Stored items
★ ★ ★ ★ ★ ★ ★

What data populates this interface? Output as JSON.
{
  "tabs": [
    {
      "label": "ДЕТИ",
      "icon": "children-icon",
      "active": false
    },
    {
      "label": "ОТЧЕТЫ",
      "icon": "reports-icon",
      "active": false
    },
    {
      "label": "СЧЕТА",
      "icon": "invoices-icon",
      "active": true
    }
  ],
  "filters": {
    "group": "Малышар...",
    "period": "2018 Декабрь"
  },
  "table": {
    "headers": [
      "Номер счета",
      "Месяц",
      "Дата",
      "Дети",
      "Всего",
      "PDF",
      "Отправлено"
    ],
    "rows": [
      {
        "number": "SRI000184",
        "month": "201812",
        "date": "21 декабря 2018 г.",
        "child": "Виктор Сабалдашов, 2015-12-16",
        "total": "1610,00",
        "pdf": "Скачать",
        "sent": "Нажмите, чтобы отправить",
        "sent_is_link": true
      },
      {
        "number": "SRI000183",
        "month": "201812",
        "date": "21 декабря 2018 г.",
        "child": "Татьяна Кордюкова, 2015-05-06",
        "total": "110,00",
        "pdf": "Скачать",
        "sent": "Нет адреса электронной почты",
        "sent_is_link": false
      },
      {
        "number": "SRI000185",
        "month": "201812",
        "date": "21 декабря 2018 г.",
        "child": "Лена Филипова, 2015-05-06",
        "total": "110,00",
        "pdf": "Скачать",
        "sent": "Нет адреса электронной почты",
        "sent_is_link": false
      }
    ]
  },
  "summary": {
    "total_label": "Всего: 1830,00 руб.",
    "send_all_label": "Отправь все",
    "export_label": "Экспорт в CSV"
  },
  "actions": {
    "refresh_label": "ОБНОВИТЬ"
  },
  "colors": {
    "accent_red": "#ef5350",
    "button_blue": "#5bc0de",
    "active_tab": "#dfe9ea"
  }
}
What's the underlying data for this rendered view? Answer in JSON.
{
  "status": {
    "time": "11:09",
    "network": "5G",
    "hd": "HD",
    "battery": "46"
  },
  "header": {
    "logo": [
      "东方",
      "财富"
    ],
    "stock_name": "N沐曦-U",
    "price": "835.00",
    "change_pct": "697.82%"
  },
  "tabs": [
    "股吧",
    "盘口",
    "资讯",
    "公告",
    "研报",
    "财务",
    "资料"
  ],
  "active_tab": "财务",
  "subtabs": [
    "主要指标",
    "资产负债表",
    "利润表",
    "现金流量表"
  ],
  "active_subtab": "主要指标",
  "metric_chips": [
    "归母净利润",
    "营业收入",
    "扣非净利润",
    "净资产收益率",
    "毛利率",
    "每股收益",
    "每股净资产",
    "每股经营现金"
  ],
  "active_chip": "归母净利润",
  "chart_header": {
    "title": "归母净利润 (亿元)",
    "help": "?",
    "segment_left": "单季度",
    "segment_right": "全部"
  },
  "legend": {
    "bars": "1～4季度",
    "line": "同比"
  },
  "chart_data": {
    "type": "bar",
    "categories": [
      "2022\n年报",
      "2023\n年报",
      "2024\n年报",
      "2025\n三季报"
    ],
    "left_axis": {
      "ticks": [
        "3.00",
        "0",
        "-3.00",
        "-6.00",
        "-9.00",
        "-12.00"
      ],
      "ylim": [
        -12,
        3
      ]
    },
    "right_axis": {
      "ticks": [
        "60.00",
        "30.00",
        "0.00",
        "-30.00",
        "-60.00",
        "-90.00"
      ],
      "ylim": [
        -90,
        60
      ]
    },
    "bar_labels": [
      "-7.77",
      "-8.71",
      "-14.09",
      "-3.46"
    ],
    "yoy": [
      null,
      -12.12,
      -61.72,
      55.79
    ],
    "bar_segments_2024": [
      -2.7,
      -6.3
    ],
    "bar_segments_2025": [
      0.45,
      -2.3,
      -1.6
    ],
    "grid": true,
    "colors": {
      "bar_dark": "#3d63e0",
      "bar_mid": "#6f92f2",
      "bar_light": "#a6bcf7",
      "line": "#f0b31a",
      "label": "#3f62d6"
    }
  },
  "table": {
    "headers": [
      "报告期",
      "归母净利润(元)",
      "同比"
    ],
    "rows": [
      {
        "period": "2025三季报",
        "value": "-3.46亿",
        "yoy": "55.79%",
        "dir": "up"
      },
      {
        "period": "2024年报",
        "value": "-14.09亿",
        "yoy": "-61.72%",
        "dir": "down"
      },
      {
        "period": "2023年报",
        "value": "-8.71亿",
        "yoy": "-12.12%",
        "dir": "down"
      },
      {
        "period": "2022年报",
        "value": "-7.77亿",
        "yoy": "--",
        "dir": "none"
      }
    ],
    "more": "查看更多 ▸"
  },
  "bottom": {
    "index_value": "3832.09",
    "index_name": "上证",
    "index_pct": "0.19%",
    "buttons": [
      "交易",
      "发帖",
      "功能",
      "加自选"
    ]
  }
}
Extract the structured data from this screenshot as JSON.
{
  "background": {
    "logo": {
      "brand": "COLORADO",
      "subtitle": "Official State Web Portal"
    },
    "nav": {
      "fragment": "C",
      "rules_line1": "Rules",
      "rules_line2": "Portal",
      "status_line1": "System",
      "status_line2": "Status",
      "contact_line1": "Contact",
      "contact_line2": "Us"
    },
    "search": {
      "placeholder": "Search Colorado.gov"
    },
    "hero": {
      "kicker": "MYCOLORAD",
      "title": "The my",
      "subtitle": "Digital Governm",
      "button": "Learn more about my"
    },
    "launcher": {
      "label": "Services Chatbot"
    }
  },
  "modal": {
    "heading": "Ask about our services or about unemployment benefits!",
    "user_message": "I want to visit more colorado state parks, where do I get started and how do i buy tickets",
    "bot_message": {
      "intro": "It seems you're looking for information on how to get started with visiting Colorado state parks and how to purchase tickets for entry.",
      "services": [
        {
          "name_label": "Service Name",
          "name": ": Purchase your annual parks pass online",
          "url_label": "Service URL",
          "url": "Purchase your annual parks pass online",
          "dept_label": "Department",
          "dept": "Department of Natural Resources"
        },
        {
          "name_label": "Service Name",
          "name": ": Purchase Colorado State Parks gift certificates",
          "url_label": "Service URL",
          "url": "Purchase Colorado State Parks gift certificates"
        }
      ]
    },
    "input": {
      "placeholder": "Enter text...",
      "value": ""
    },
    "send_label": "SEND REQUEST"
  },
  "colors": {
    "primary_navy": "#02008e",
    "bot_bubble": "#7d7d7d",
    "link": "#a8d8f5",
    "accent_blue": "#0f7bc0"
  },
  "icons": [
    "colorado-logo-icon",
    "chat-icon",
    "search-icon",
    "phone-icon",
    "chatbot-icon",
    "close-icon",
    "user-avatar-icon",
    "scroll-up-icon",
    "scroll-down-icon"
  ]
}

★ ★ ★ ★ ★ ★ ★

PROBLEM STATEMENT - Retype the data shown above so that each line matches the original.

WRITTEN SOLUTION -
What data populates this interface? Output as JSON.
{
  "tabs": [
    {
      "label": "ДЕТИ",
      "icon": "children-icon",
      "active": false
    },
    {
      "label": "ОТЧЕТЫ",
      "icon": "reports-icon",
      "active": false
    },
    {
      "label": "СЧЕТА",
      "icon": "invoices-icon",
      "active": true
    }
  ],
  "filters": {
    "group": "Малышар...",
    "period": "2018 Декабрь"
  },
  "table": {
    "headers": [
      "Номер счета",
      "Месяц",
      "Дата",
      "Дети",
      "Всего",
      "PDF",
      "Отправлено"
    ],
    "rows": [
      {
        "number": "SRI000184",
        "month": "201812",
        "date": "21 декабря 2018 г.",
        "child": "Виктор Сабалдашов, 2015-12-16",
        "total": "1610,00",
        "pdf": "Скачать",
        "sent": "Нажмите, чтобы отправить",
        "sent_is_link": true
      },
      {
        "number": "SRI000183",
        "month": "201812",
        "date": "21 декабря 2018 г.",
        "child": "Татьяна Кордюкова, 2015-05-06",
        "total": "110,00",
        "pdf": "Скачать",
        "sent": "Нет адреса электронной почты",
        "sent_is_link": false
      },
      {
        "number": "SRI000185",
        "month": "201812",
        "date": "21 декабря 2018 г.",
        "child": "Лена Филипова, 2015-05-06",
        "total": "110,00",
        "pdf": "Скачать",
        "sent": "Нет адреса электронной почты",
        "sent_is_link": false
      }
    ]
  },
  "summary": {
    "total_label": "Всего: 1830,00 руб.",
    "send_all_label": "Отправь все",
    "export_label": "Экспорт в CSV"
  },
  "actions": {
    "refresh_label": "ОБНОВИТЬ"
  },
  "colors": {
    "accent_red": "#ef5350",
    "button_blue": "#5bc0de",
    "active_tab": "#dfe9ea"
  }
}
What's the underlying data for this rendered view? Answer in JSON.
{
  "status": {
    "time": "11:09",
    "network": "5G",
    "hd": "HD",
    "battery": "46"
  },
  "header": {
    "logo": [
      "东方",
      "财富"
    ],
    "stock_name": "N沐曦-U",
    "price": "835.00",
    "change_pct": "697.82%"
  },
  "tabs": [
    "股吧",
    "盘口",
    "资讯",
    "公告",
    "研报",
    "财务",
    "资料"
  ],
  "active_tab": "财务",
  "subtabs": [
    "主要指标",
    "资产负债表",
    "利润表",
    "现金流量表"
  ],
  "active_subtab": "主要指标",
  "metric_chips": [
    "归母净利润",
    "营业收入",
    "扣非净利润",
    "净资产收益率",
    "毛利率",
    "每股收益",
    "每股净资产",
    "每股经营现金"
  ],
  "active_chip": "归母净利润",
  "chart_header": {
    "title": "归母净利润 (亿元)",
    "help": "?",
    "segment_left": "单季度",
    "segment_right": "全部"
  },
  "legend": {
    "bars": "1～4季度",
    "line": "同比"
  },
  "chart_data": {
    "type": "bar",
    "categories": [
      "2022\n年报",
      "2023\n年报",
      "2024\n年报",
      "2025\n三季报"
    ],
    "left_axis": {
      "ticks": [
        "3.00",
        "0",
        "-3.00",
        "-6.00",
        "-9.00",
        "-12.00"
      ],
      "ylim": [
        -12,
        3
      ]
    },
    "right_axis": {
      "ticks": [
        "60.00",
        "30.00",
        "0.00",
        "-30.00",
        "-60.00",
        "-90.00"
      ],
      "ylim": [
        -90,
        60
      ]
    },
    "bar_labels": [
      "-7.77",
      "-8.71",
      "-14.09",
      "-3.46"
    ],
    "yoy": [
      null,
      -12.12,
      -61.72,
      55.79
    ],
    "bar_segments_2024": [
      -2.7,
      -6.3
    ],
    "bar_segments_2025": [
      0.45,
      -2.3,
      -1.6
    ],
    "grid": true,
    "colors": {
      "bar_dark": "#3d63e0",
      "bar_mid": "#6f92f2",
      "bar_light": "#a6bcf7",
      "line": "#f0b31a",
      "label": "#3f62d6"
    }
  },
  "table": {
    "headers": [
      "报告期",
      "归母净利润(元)",
      "同比"
    ],
    "rows": [
      {
        "period": "2025三季报",
        "value": "-3.46亿",
        "yoy": "55.79%",
        "dir": "up"
      },
      {
        "period": "2024年报",
        "value": "-14.09亿",
        "yoy": "-61.72%",
        "dir": "down"
      },
      {
        "period": "2023年报",
        "value": "-8.71亿",
        "yoy": "-12.12%",
        "dir": "down"
      },
      {
        "period": "2022年报",
        "value": "-7.77亿",
        "yoy": "--",
        "dir": "none"
      }
    ],
    "more": "查看更多 ▸"
  },
  "bottom": {
    "index_value": "3832.09",
    "index_name": "上证",
    "index_pct": "0.19%",
    "buttons": [
      "交易",
      "发帖",
      "功能",
      "加自选"
    ]
  }
}
Extract the structured data from this screenshot as JSON.
{
  "background": {
    "logo": {
      "brand": "COLORADO",
      "subtitle": "Official State Web Portal"
    },
    "nav": {
      "fragment": "C",
      "rules_line1": "Rules",
      "rules_line2": "Portal",
      "status_line1": "System",
      "status_line2": "Status",
      "contact_line1": "Contact",
      "contact_line2": "Us"
    },
    "search": {
      "placeholder": "Search Colorado.gov"
    },
    "hero": {
      "kicker": "MYCOLORAD",
      "title": "The my",
      "subtitle": "Digital Governm",
      "button": "Learn more about my"
    },
    "launcher": {
      "label": "Services Chatbot"
    }
  },
  "modal": {
    "heading": "Ask about our services or about unemployment benefits!",
    "user_message": "I want to visit more colorado state parks, where do I get started and how do i buy tickets",
    "bot_message": {
      "intro": "It seems you're looking for information on how to get started with visiting Colorado state parks and how to purchase tickets for entry.",
      "services": [
        {
          "name_label": "Service Name",
          "name": ": Purchase your annual parks pass online",
          "url_label": "Service URL",
          "url": "Purchase your annual parks pass online",
          "dept_label": "Department",
          "dept": "Department of Natural Resources"
        },
        {
          "name_label": "Service Name",
          "name": ": Purchase Colorado State Parks gift certificates",
          "url_label": "Service URL",
          "url": "Purchase Colorado State Parks gift certificates"
        }
      ]
    },
    "input": {
      "placeholder": "Enter text...",
      "value": ""
    },
    "send_label": "SEND REQUEST"
  },
  "colors": {
    "primary_navy": "#02008e",
    "bot_bubble": "#7d7d7d",
    "link": "#a8d8f5",
    "accent_blue": "#0f7bc0"
  },
  "icons": [
    "colorado-logo-icon",
    "chat-icon",
    "search-icon",
    "phone-icon",
    "chatbot-icon",
    "close-icon",
    "user-avatar-icon",
    "scroll-up-icon",
    "scroll-down-icon"
  ]
}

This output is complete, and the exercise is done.